Finally, in 1989, my grandparents made the wise decision to move to the suburbs. They moved to a condo in Roseville where they spent the rest of their lives. It's amazing to see that he nurtured the hell out of the lawn on Hickory to the point that it's still the greenest on the block twenthy-three years after he moved. I'm glad to see that my grandparents' home is well-maintained, but the neighborhood is not stable. The Marinellis' former house next door is boarded up.

Great write-up. I am sure you always pondered what I have - what it is like to grow up in this great city, be part of the boom, and then see it suddenly go to a warzone, the devastation so bad, it was like a hurriance came thru.

Also, you weren't kidding about the travesty on the church architecture - thought you just didn't like mid-century architecture, but wow, that thing looks to be a box with a skylight, low ceilings, etc.

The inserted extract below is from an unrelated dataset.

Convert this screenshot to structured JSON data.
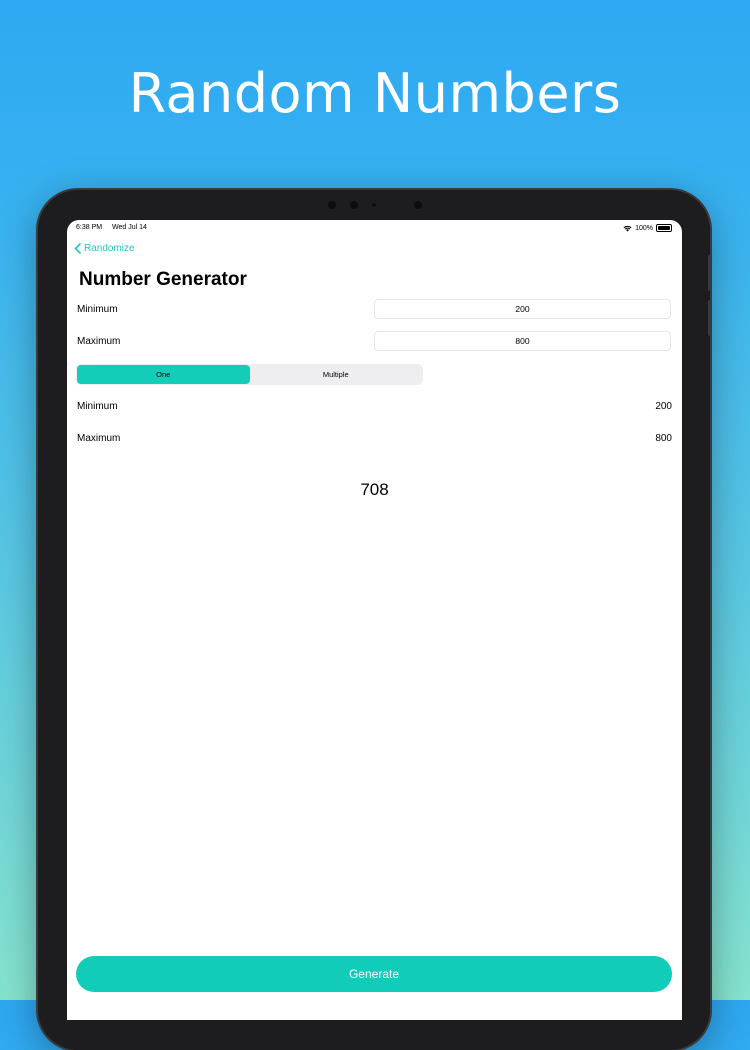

It must be inexpressibly horrifying to actually have lived in and seen a city like this at its highest point and to see it almost completely destroyed. But my grandpa once said how lucky he felt to have been able to see the city at its best.

I don't even think that the skylight in that church is real. I'm pretty sure it's just a recess illuminated by fluorescent lights. Maybe it used to be real, and then leaked and had to be covered up. Not only are those ceilings low, but they are drop ceilings. I don't see how this environment is supposed to reflect the feelings one gets when contemplating the mysteriousness and grandeur of the creator of the universe. Also the bells are pre-recorded. I'm actually okay with some mid-century architecture, but this is just depressing.